The impact of the pandemic has left us all quite uncertain in many aspects of our lives: the social one, the academic one, the personal one, and the professional one. How will we go about our social interactions going forward? Should I be staying six feet apart? What should I do if someone removes their mask at an inappropriate time? The answers to these questions all lie within yours or your environment’s rules and/or best judgment, but they’re all concerns many of us have.
For many of us, our work lives tie heavily into our social ones. So when we were all told to stay home in March of 2020, the adjustment was quite difficult to stay in line with. Along with that adjustment came much uncertainty, fear, anxiety, and even panic. It’s not a place we want to revisit, that’s for sure.
As Covid-19 cases begin to surge again during these winter months, some of those elements may be coming into play for us once again.
Many of us are wondering when it will end, when will it return to normal? For many workplaces, however, the version of normal we once knew is disintegrating, and a new normal is working its way into our schedules.
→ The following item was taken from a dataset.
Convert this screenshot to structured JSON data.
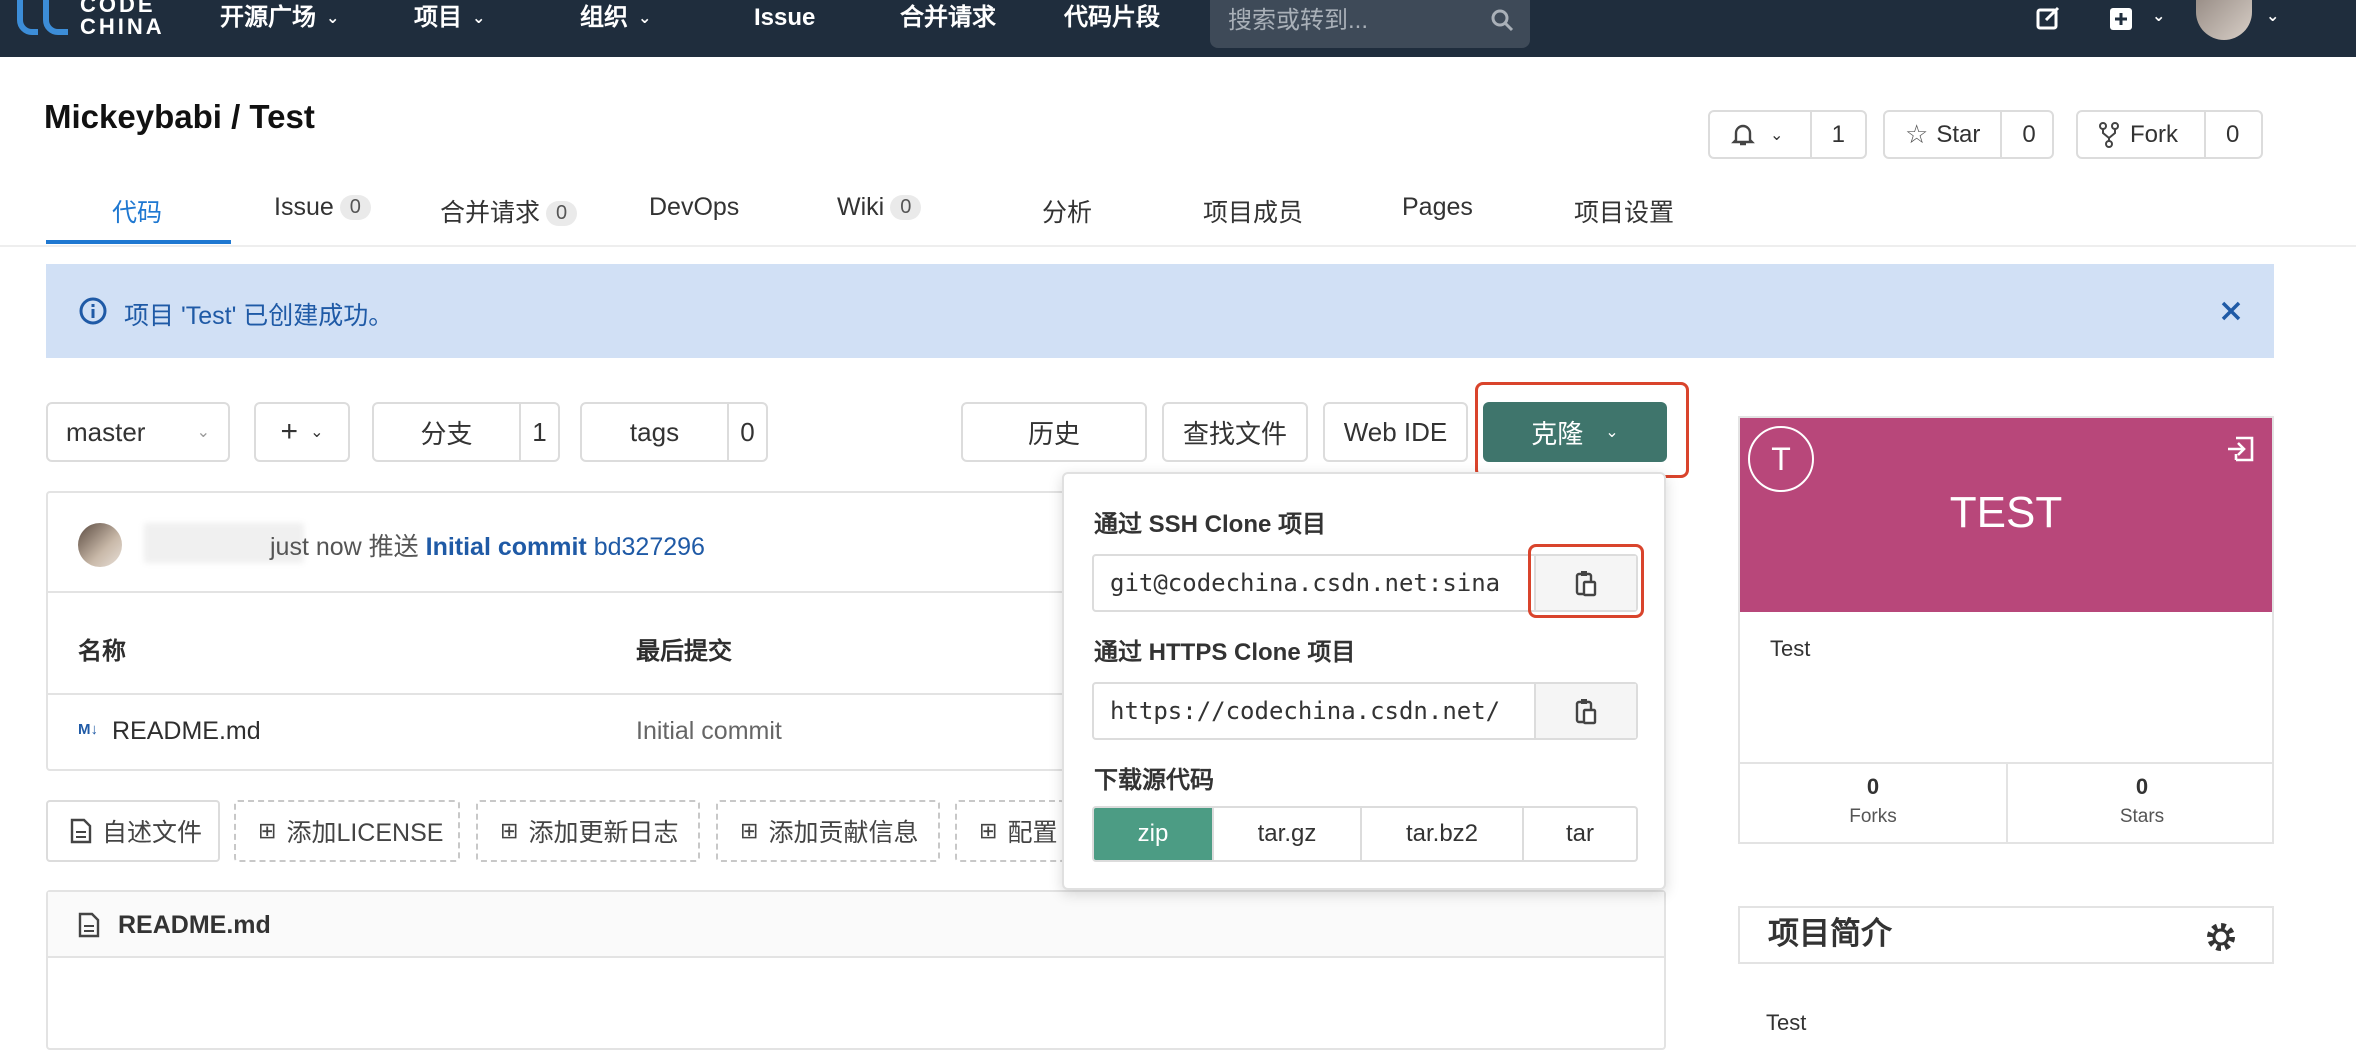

The good news is that we can adjust to the best of our abilities to keep workplaces a safe place!
Let’s take a look at how workplaces across the country are adapting to the new normal:
Many employers require vaccination statuses, such as Cisco, Facebook, and Microsoft (NBC News). In addition to those who provide a vaccination status indicating they have gotten the jab, employers must also take into consideration those who have not. These individuals may include those who are pregnant, have a disability, or hold specific religious beliefs. Under the EEO laws, these individuals may not be required to be vaccinated by their employer. In this case, many employers look to require proof of a negative test weekly or daily
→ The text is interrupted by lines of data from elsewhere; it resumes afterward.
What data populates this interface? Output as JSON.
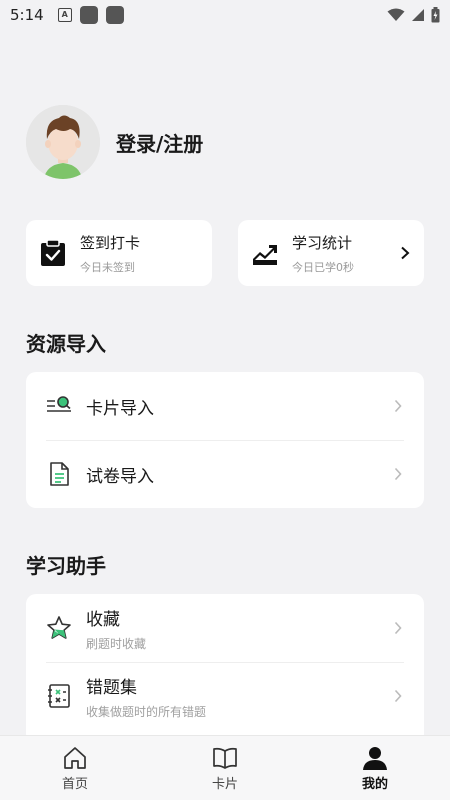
{
  "status_bar": {
    "time": "5:14",
    "notif_letter": "A"
  },
  "profile": {
    "name": "登录/注册"
  },
  "quick_cards": [
    {
      "title": "签到打卡",
      "subtitle": "今日未签到",
      "icon": "calendar-check-icon"
    },
    {
      "title": "学习统计",
      "subtitle": "今日已学0秒",
      "icon": "trend-chart-icon"
    }
  ],
  "resource_section": {
    "title": "资源导入",
    "items": [
      {
        "title": "卡片导入",
        "icon": "card-search-icon"
      },
      {
        "title": "试卷导入",
        "icon": "document-icon"
      }
    ]
  },
  "helper_section": {
    "title": "学习助手",
    "items": [
      {
        "title": "收藏",
        "subtitle": "刷题时收藏",
        "icon": "star-icon"
      },
      {
        "title": "错题集",
        "subtitle": "收集做题时的所有错题",
        "icon": "notebook-x-icon"
      }
    ]
  },
  "bottom_nav": [
    {
      "label": "首页",
      "icon": "home-icon"
    },
    {
      "label": "卡片",
      "icon": "book-icon"
    },
    {
      "label": "我的",
      "icon": "user-icon",
      "active": true
    }
  ],
  "colors": {
    "accent": "#3cc27a",
    "background": "#f2f2f4"
  }
}
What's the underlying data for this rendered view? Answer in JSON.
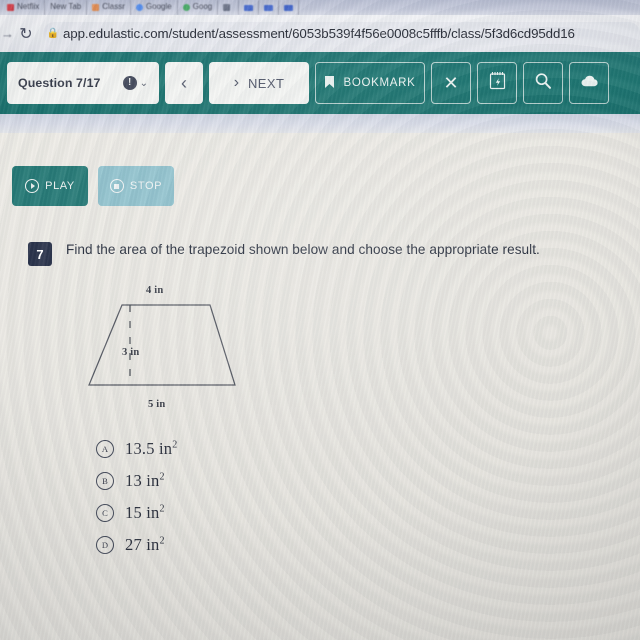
{
  "browser": {
    "bookmarks": [
      {
        "label": "Netflix",
        "icon": "netflix-icon",
        "color": "#d5202a"
      },
      {
        "label": "New Tab",
        "icon": "newtab-icon",
        "color": "#9aa0b4"
      },
      {
        "label": "Classr",
        "icon": "classroom-icon",
        "color": "#e9833a"
      },
      {
        "label": "Google",
        "icon": "google-icon",
        "color": "#4285f4"
      },
      {
        "label": "Goog",
        "icon": "google-icon",
        "color": "#34a853"
      },
      {
        "label": "",
        "icon": "folder-icon",
        "color": "#5b6378"
      }
    ],
    "nav_back_icon": "back-arrow-icon",
    "reload_icon": "reload-icon",
    "lock_icon": "lock-icon",
    "url": "app.edulastic.com/student/assessment/6053b539f4f56e0008c5fffb/class/5f3d6cd95dd16"
  },
  "toolbar": {
    "question_label": "Question 7/17",
    "info_icon": "info-icon",
    "info_glyph": "!",
    "chevron_icon": "chevron-down-icon",
    "chevron_glyph": "⌄",
    "prev_icon": "chevron-left-icon",
    "prev_glyph": "‹",
    "next_icon": "chevron-right-icon",
    "next_glyph": "›",
    "next_label": "NEXT",
    "bookmark_icon": "bookmark-flag-icon",
    "bookmark_glyph": "⚑",
    "bookmark_label": "BOOKMARK",
    "close_icon": "close-x-icon",
    "close_glyph": "✕",
    "notepad_icon": "notepad-icon",
    "notepad_glyph": "Ὕ2",
    "magnify_icon": "magnifier-icon",
    "magnify_glyph": "⚲",
    "cloud_icon": "cloud-icon",
    "cloud_glyph": "☁",
    "accent_color": "#14716c"
  },
  "audio": {
    "play_label": "PLAY",
    "play_icon": "play-circle-icon",
    "play_color": "#1a736f",
    "stop_label": "STOP",
    "stop_icon": "stop-circle-icon",
    "stop_color": "#8cc0cc"
  },
  "question": {
    "number": "7",
    "text": "Find the area of the trapezoid shown below and choose the appropriate result."
  },
  "figure": {
    "shape": "trapezoid",
    "top_label": "4 in",
    "height_label": "3 in",
    "bottom_label": "5 in",
    "stroke_color": "#4a4e58"
  },
  "choices": [
    {
      "letter": "A",
      "value": "13.5 in",
      "exponent": "2"
    },
    {
      "letter": "B",
      "value": "13 in",
      "exponent": "2"
    },
    {
      "letter": "C",
      "value": "15 in",
      "exponent": "2"
    },
    {
      "letter": "D",
      "value": "27 in",
      "exponent": "2"
    }
  ]
}
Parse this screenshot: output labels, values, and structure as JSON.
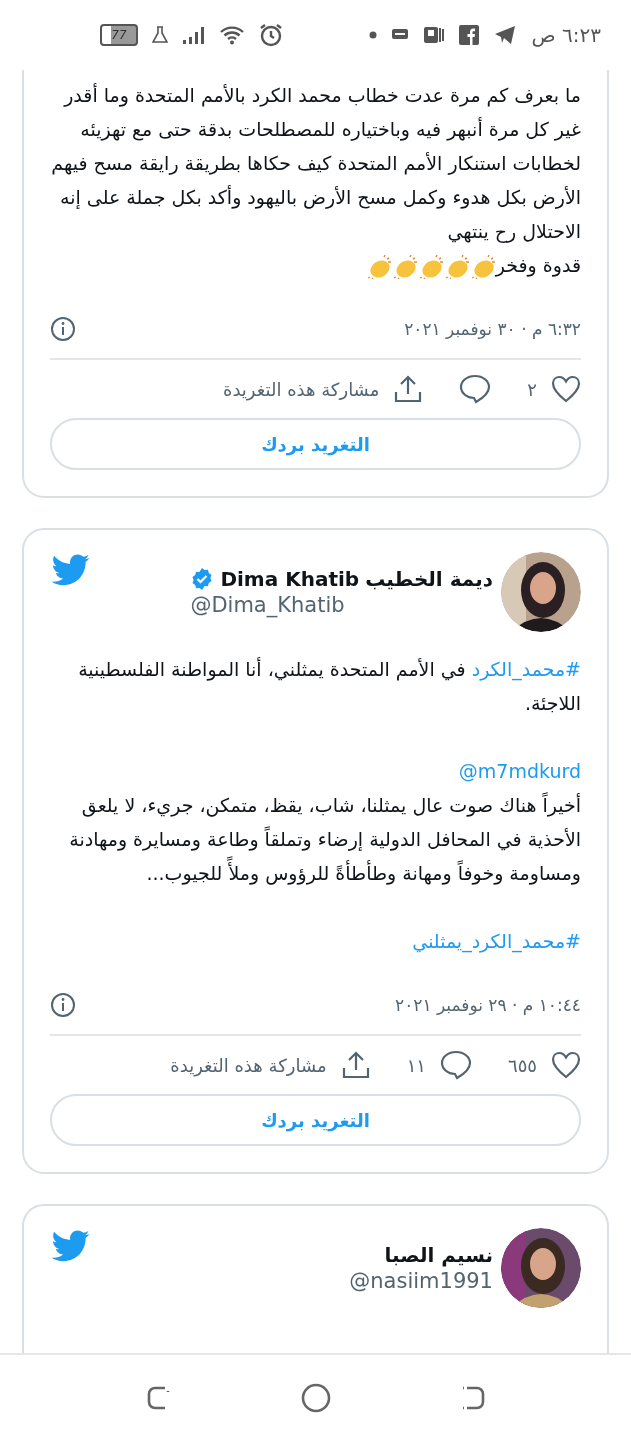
{
  "status_bar": {
    "time": "٦:٢٣ ص",
    "battery": "77"
  },
  "tweets": [
    {
      "cut_top": true,
      "paragraphs": [
        [
          {
            "kind": "text",
            "text": "ما بعرف كم مرة عدت خطاب محمد الكرد بالأمم المتحدة وما أقدر غير كل مرة أنبهر فيه وباختياره للمصطلحات بدقة حتى مع تهزيئه لخطابات استنكار الأمم المتحدة كيف حكاها بطريقة رايقة مسح فيهم الأرض بكل هدوء وكمل مسح الأرض باليهود وأكد بكل جملة على إنه الاحتلال رح ينتهي"
          },
          {
            "kind": "break"
          },
          {
            "kind": "text",
            "text": "قدوة وفخر"
          },
          {
            "kind": "claps"
          }
        ]
      ],
      "timestamp": "٦:٣٢ م · ٣٠ نوفمبر ٢٠٢١",
      "likes": "٢",
      "share": "مشاركة هذه التغريدة",
      "reply_button": "التغريد بردك"
    },
    {
      "cut_top": false,
      "header": {
        "name": "ديمة الخطيب",
        "name_latin": "Dima Khatib",
        "verified": true,
        "handle": "@Dima_Khatib"
      },
      "paragraphs": [
        [
          {
            "kind": "hashtag",
            "text": "#محمد_الكرد"
          },
          {
            "kind": "text",
            "text": " في الأمم المتحدة يمثلني، أنا المواطنة الفلسطينية اللاجئة."
          }
        ],
        [
          {
            "kind": "mention",
            "text": "@m7mdkurd"
          },
          {
            "kind": "break"
          },
          {
            "kind": "text",
            "text": "أخيراً هناك صوت عال يمثلنا، شاب، يقظ، متمكن، جريء، لا يلعق الأحذية في المحافل الدولية إرضاء وتملقاً وطاعة ومسايرة ومهادنة ومساومة وخوفاً ومهانة وطأطأةً للرؤوس وملأً للجيوب..."
          }
        ],
        [
          {
            "kind": "hashtag",
            "text": "#محمد_الكرد_يمثلني"
          }
        ]
      ],
      "timestamp": "١٠:٤٤ م · ٢٩ نوفمبر ٢٠٢١",
      "likes": "٦٥٥",
      "replies": "١١",
      "share": "مشاركة هذه التغريدة",
      "reply_button": "التغريد بردك"
    },
    {
      "cut_top": false,
      "header": {
        "name": "نسيم الصبا",
        "verified": false,
        "handle": "@nasiim1991"
      }
    }
  ]
}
Employees who once solely used the office as their primary workspace may find that their employers are enforcing hybrid workweeks. As the name implies, hybrid refers to some days being worked from home, and the others taking place in the office. This is in effect to potentially slow the spread of Covid-19 and its variants, alongside reducing exposure overall.
Since having every employee return to the workplace can be considered quite dangerous, the workplaces may now function with reduced capacities. This ties into how the hybrid workweek operates. For example, with X employees total, Y employees go to the office on Monday, Z employees work from home. Groups Y and Z then switch on Tuesday, and the shift continues throughout the workweek.
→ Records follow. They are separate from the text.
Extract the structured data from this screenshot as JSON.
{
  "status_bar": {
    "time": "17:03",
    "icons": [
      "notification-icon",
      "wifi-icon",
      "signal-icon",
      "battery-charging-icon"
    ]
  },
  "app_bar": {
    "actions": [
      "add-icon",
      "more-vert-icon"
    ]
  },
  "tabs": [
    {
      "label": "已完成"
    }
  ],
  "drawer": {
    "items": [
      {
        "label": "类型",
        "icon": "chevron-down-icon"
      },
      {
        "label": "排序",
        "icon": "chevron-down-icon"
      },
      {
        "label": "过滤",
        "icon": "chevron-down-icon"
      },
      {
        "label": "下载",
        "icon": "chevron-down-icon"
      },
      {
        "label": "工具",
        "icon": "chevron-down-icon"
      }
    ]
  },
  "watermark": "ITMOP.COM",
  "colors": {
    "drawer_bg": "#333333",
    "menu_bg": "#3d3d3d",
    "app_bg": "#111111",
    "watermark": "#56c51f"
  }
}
Managing Equipment Usage and Traffic Flow:
Returning to work also doesn’t just require employers to consider mask usage, vaccinations, and hybrid workweeks, but to also keep tabs on the equipment and the flow of traffic. Keeping tabs on the equipment being used is particularly in efforts to identify things that may have been touched, and need to be sanitized.
Making physical contact with high traffic items and not sanitizing them can potentially lead to infection, and not just of Covid-19, but a cold or flu. Our hands may contain 3,200 germs at one time, which belong to over 150 species (Pfizer). To combat this, proper handwashing technique is highly encouraged, and you may find that your workplace contains multiple hand-sanitizing stations scattered throughout.
Directing the flow of traffic is also a crucial part of employers protecting their employees against the risks of returning to the workplace. This is particularly in efforts to maintain social distancing. You might find that upon returning to your campus or workplace that there are many signs directing you in which path you should follow in order to reduce contact with those you might pass.
Plexiglass screens are also a very common find when touring an office. Creating a division between individuals, they may also assist in reducing exposure rates.
There's a lot to consider.
Whether you are an employer or an employee, the way you navigate your workplace has endured quite the shift compared to pre-pandemic. Our lives, for that matter, have endured quite the shift. It’s up to your employer to communicate with you the methods in which they will provide the safest and most comfortable workplace possible.
It’s also best to keep the communication flowing both ways! If you have any concerns regarding your work environment, open up to your boss or colleagues; you may find that you share similar concerns!